In fact, the artist was not engaged in painting in this technique, but during each free case, he began to study this technique of writing, through the study of workshops where artists worked in this technique and various works of old masters.
It is worth noting that this picture received a lot of positive reviews, however, like the artist himself, the mastery of the technique of working with oil was at a fairly high level. Turning directly to the canvas itself, one cannot fail to notice how the master pays special attention to all the smallest details. It can be seen that the artist, while drawing the sea water, you can notice the perfect transmission of light, shadow and glare, you can even see how the master conveys all the subtleties of the reflections from the light of the lantern and the moon.

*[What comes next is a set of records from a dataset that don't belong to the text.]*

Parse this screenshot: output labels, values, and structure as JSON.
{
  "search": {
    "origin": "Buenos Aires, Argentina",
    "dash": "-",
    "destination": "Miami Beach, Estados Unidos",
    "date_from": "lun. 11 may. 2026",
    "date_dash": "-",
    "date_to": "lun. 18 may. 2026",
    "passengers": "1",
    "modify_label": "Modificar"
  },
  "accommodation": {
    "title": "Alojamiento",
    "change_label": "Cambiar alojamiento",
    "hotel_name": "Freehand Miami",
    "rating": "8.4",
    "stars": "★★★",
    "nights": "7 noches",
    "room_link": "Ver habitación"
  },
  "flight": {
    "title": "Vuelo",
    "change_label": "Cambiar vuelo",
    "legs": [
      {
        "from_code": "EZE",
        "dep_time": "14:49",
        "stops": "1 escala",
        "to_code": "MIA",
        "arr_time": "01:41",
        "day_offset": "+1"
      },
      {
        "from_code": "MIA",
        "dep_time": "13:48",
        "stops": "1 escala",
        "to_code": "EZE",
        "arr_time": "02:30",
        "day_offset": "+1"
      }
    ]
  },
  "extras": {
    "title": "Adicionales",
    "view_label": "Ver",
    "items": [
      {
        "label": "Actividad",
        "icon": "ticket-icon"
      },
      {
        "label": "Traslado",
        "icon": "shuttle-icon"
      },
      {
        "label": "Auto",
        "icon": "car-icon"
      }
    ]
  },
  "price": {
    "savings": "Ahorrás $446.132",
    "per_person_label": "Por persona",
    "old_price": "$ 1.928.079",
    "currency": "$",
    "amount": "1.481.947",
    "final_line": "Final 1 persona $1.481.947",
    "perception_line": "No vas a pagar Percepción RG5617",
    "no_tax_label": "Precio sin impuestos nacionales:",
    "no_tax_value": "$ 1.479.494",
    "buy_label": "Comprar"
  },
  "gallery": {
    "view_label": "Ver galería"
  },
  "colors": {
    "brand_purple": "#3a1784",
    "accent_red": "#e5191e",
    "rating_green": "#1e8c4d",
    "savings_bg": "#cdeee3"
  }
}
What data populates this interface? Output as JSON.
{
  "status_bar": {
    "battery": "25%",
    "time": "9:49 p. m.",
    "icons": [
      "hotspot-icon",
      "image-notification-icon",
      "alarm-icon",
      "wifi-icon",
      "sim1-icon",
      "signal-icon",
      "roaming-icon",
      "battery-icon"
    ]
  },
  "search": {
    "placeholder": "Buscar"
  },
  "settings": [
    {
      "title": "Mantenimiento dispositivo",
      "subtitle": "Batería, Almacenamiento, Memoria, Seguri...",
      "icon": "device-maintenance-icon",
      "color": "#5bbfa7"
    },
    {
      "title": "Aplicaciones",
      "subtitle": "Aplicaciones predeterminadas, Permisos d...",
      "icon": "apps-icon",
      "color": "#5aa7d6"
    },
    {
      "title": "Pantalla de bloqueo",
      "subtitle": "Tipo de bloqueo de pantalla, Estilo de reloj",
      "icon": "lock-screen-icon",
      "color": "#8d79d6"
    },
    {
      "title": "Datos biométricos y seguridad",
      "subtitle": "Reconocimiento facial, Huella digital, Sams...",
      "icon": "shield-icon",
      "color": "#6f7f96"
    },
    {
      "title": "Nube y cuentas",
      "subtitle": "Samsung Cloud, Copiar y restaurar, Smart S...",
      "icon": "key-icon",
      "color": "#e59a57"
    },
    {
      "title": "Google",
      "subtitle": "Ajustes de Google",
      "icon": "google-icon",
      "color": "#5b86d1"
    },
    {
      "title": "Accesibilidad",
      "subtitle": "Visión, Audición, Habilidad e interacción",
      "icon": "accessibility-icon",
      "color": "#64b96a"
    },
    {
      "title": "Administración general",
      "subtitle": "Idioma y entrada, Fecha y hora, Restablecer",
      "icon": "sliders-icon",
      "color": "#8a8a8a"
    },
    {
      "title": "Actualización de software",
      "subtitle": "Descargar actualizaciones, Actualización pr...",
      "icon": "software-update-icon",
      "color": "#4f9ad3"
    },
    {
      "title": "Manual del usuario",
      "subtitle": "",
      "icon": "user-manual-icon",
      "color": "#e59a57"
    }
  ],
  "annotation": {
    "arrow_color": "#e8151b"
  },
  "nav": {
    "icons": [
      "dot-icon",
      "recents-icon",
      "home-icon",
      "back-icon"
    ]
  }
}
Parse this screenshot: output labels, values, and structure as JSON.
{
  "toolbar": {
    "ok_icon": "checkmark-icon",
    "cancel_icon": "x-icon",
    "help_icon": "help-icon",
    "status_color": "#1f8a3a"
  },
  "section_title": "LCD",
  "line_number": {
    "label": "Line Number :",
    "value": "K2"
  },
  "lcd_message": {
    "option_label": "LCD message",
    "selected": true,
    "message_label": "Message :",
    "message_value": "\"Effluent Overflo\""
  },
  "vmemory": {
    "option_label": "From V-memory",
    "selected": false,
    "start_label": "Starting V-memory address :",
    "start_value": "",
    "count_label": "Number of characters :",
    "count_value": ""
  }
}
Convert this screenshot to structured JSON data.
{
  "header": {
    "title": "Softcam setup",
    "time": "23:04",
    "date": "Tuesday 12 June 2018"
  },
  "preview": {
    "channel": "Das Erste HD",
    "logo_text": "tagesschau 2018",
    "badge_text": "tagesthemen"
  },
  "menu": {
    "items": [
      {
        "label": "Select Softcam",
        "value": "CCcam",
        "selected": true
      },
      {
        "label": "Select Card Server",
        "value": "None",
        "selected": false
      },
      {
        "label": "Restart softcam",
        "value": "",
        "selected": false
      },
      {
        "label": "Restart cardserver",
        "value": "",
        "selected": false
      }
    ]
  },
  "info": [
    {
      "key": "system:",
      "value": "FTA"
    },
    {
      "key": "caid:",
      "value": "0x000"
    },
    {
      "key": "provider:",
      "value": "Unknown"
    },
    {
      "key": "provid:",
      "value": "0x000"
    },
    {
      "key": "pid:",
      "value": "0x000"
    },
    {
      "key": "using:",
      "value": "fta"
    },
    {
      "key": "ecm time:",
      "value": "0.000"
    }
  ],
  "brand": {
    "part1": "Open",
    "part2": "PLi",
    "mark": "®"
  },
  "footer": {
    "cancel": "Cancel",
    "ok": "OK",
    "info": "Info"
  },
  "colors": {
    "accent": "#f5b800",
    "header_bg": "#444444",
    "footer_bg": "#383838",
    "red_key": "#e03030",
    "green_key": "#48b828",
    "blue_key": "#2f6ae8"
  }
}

When writing a picture, it is felt that the artist is trying to convey the emotional state and the feeling that everything in this world is on a thin, unstable edge. At the same time, it is impossible not to notice that such a state in the picture directly conveys the state of the artist himself, his subtle world. The relevance of this is accentuated by the moonlight, which momentarily opens the curtain of darkness over the sailors and the viewer can see their confusion and helplessness, in front of the powerful force of the elements.
Cold green shades prevail on the canvas, which further enhances the emotions prevailing in the picture. Together with the skillful use of glare, the deep sea becomes literally alive and transfers its energy to the viewer.
Madonna With Baby Raphael